What is greenwashing

What is Greenwashing?

Do designers have a moral duty to check if their clients are guilty of it before working with them?

It seems like every other news story is currently focused on climate change. There’s no denying it, it’s happening, and many businesses are now looking at reducing their environmental impact and looking at ways to become more sustainable. 

While many businesses are doing their best to cut down their CO2 emissions and help the planet, some are trying to pull the wool over their customer’s eyes using a technique called ‘Greenwashing’.

The controversial term ‘greenwashing’ is a marketing technique companies use to give the illusion that their products or services are more environmentally friendly than they are. Companies do this to benefit from the current environmental trends and attract consumers who prefer to shop with an ethical mindset.

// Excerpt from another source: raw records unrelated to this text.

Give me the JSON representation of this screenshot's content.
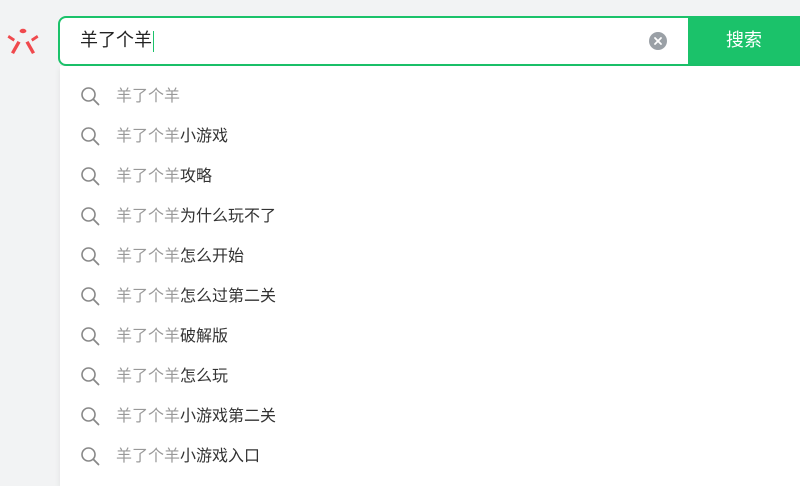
{
  "search": {
    "query": "羊了个羊",
    "button_label": "搜索"
  },
  "suggestions": [
    {
      "prefix": "羊了个羊",
      "suffix": ""
    },
    {
      "prefix": "羊了个羊",
      "suffix": "小游戏"
    },
    {
      "prefix": "羊了个羊",
      "suffix": "攻略"
    },
    {
      "prefix": "羊了个羊",
      "suffix": "为什么玩不了"
    },
    {
      "prefix": "羊了个羊",
      "suffix": "怎么开始"
    },
    {
      "prefix": "羊了个羊",
      "suffix": "怎么过第二关"
    },
    {
      "prefix": "羊了个羊",
      "suffix": "破解版"
    },
    {
      "prefix": "羊了个羊",
      "suffix": "怎么玩"
    },
    {
      "prefix": "羊了个羊",
      "suffix": "小游戏第二关"
    },
    {
      "prefix": "羊了个羊",
      "suffix": "小游戏入口"
    }
  ],
  "icons": {
    "logo": "asterisk-logo-icon",
    "clear": "clear-circle-icon",
    "suggestion": "search-icon"
  },
  "colors": {
    "accent": "#1bc26a",
    "logo": "#f0494d",
    "prefix_text": "#999999",
    "suffix_text": "#333333",
    "clear_icon": "#9aa0a6"
  }
}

Greenwashing can take a variety of forms. For example, a company may falsely claim its product is 100% organic when it’s only made with a few organic ingredients. They may also make misleading or unsubstantiated claims about the product’s environmental benefits, such as that it has reduced water usage or emissions. Some companies even go as far as to highlight how “green” they are while not disclosing information about their own environmentally-damaging activities.

The truth is, companies engage in greenwashing because they know it will boost sales and improve their public image. Many people care deeply about the environment and want to do their part to protect it. Businesses realise that if they position themselves as eco-friendly, they’ll be more likely to make money.

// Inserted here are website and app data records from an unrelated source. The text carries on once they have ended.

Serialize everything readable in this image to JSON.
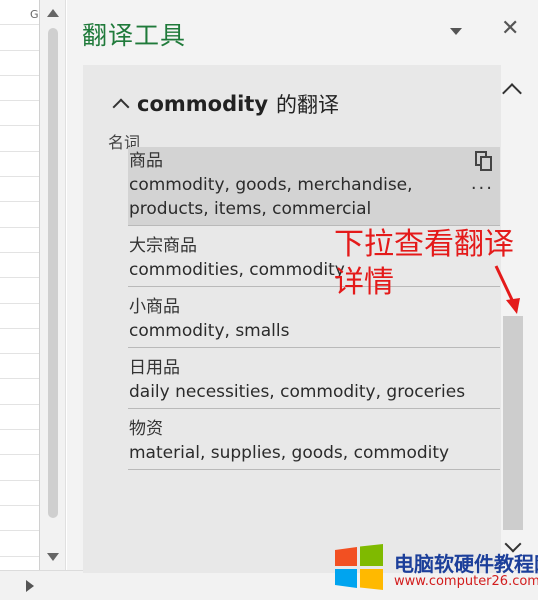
{
  "sheet": {
    "corner_label": "G"
  },
  "pane": {
    "title": "翻译工具",
    "section": {
      "word": "commodity",
      "suffix": "的翻译",
      "part_of_speech": "名词",
      "entries": [
        {
          "head": "商品",
          "synonyms": "commodity, goods, merchandise, products, items, commercial",
          "highlighted": true
        },
        {
          "head": "大宗商品",
          "synonyms": "commodities, commodity"
        },
        {
          "head": "小商品",
          "synonyms": "commodity, smalls"
        },
        {
          "head": "日用品",
          "synonyms": "daily necessities, commodity, groceries"
        },
        {
          "head": "物资",
          "synonyms": "material, supplies, goods, commodity"
        }
      ],
      "more_label": "···"
    }
  },
  "annotation": {
    "line1": "下拉查看翻译",
    "line2": "详情",
    "color": "#e41a1a"
  },
  "watermark": {
    "title": "电脑软硬件教程网",
    "url": "www.computer26.com"
  },
  "colors": {
    "title": "#1f7a3a",
    "annotation": "#e41a1a"
  }
}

The problem with greenwashing is that it takes advantage of consumers and puts genuine efforts to protect the environment at risk. When companies greenwash their products, consumers may feel deceived and misled, especially if they discover false or unsubstantiated claims. The effects of this kind of behaviour can also discourage other businesses from actually engaging in sustainability efforts, as they will have difficulty competing with companies that engage in greenwashing.

Should designers have a moral duty to see if businesses are guilty of Greenwashing before working with them?

It’s essential that graphic designers and marketers get a good understanding of a client’s background before they start working with them, especially if they are producing designs for products or campaigns that claim to be sustainable, environmentally friendly or 100% organic. If you need clarification on a client, it’s always a good idea to ask for more information about their environmental practices. Not only is it morally correct to be transparent with the consumer, but it will also help protect designers and marketers from any blowback from missleading work. 

As Designers and marketers, we have the ability and power to try and lead clients into a cleaner and brighter future. Together, we can combat greenwashing and ensure that businesses are honest and transparent about their efforts to reduce their environmental impact.